I don’t remember people’s reactions when Clinton was elected. I remember being angry, in a trendy “Everyone hates on Bush” way, after the election in 2000. In 2004, I almost left the country. But in none of those elections did I understand, as I only begin to now, the chain of events that starts with this one crazy night. I wanted to try to document the range of emotions I’ve seen people around me go through as the election ended and in the past day or so.
The day of the election, while I was bouncing off the walls with excitement and anxiety, people at the office seemed really calm. Someone even said to me, “I wonder who will win, but really, it’s not like it can get any worse.”
When it was all over, I could hear people outside my apartment screaming, honking, and generally celebrating. Even though you could see the same happening on the TV, it was cool to know that people around me were so emotionally involved in this election.
Yesterday a friend told me that when he looks at the people around him, they seem happier. They have hope.
This morning I got into a conversation on the train with a middle-aged black woman. She spoke about how she never thought she would see a black President of the United States. About what this means for everyone, “but especially for minority kids.” She was practically glowing as she spoke of a friend who is 106 years old, and has lived through so much radical change.

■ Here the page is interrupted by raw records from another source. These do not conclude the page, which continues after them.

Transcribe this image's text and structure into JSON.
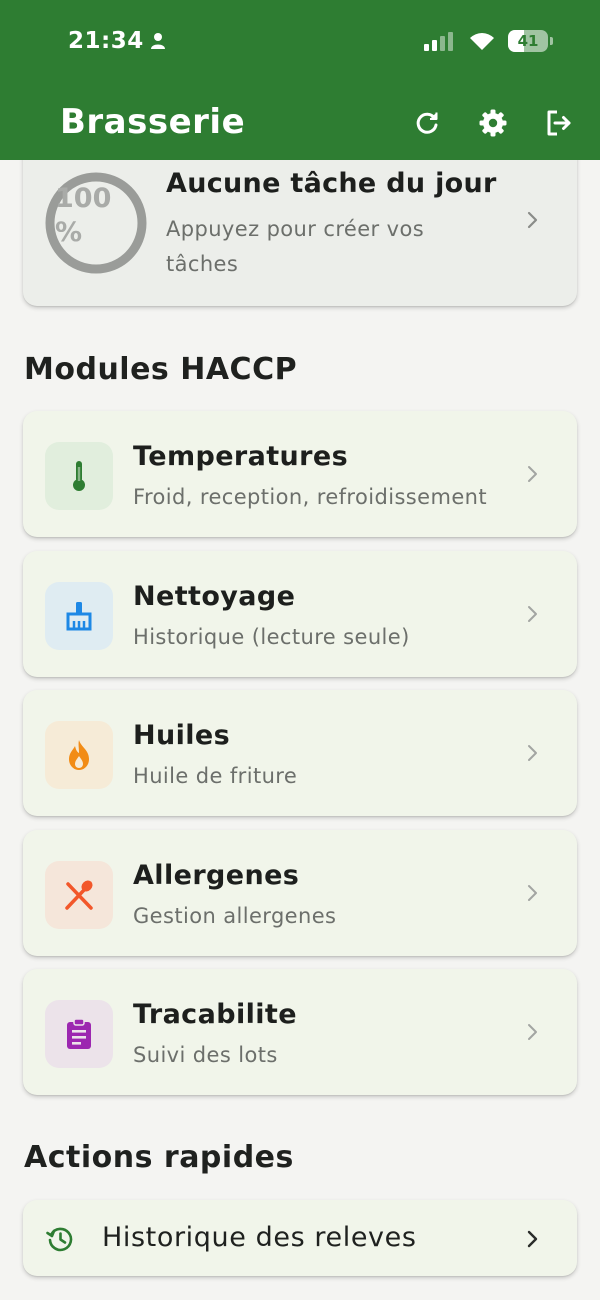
{
  "status_bar": {
    "time": "21:34",
    "battery": "41",
    "battery_level": 0.41
  },
  "app_bar": {
    "title": "Brasserie",
    "color": "#2e7d32",
    "actions": [
      "refresh-icon",
      "settings-icon",
      "logout-icon"
    ]
  },
  "daily_tasks": {
    "progress_text": "100 %",
    "title": "Aucune tâche du jour",
    "subtitle": "Appuyez pour créer vos tâches"
  },
  "modules_section": {
    "title": "Modules HACCP",
    "items": [
      {
        "title": "Temperatures",
        "subtitle": "Froid, reception, refroidissement",
        "icon": "thermometer-icon",
        "color": "#2e7d32",
        "bg": "#e1eedd"
      },
      {
        "title": "Nettoyage",
        "subtitle": "Historique (lecture seule)",
        "icon": "cleaning-brush-icon",
        "color": "#1e88e5",
        "bg": "#dfecf2"
      },
      {
        "title": "Huiles",
        "subtitle": "Huile de friture",
        "icon": "flame-icon",
        "color": "#f28c16",
        "bg": "#f6ebd7"
      },
      {
        "title": "Allergenes",
        "subtitle": "Gestion allergenes",
        "icon": "utensils-crossed-icon",
        "color": "#f2572a",
        "bg": "#f5e6da"
      },
      {
        "title": "Tracabilite",
        "subtitle": "Suivi des lots",
        "icon": "clipboard-icon",
        "color": "#9c27b0",
        "bg": "#ece3ea"
      }
    ]
  },
  "quick_actions": {
    "title": "Actions rapides",
    "items": [
      {
        "label": "Historique des releves",
        "icon": "history-icon",
        "color": "#2e7d32"
      }
    ]
  }
}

I often hear people complain about how hard emotions are to read off a computer screen. I find it rather easy. Everything I read seems to be charged with the energy of change. Whether its because he’s black, a Democrat, Internet-savvy, or just the lesser of two evils, a lot of people seem to be thinking happy thoughts.
Now all we need is some pixie dust.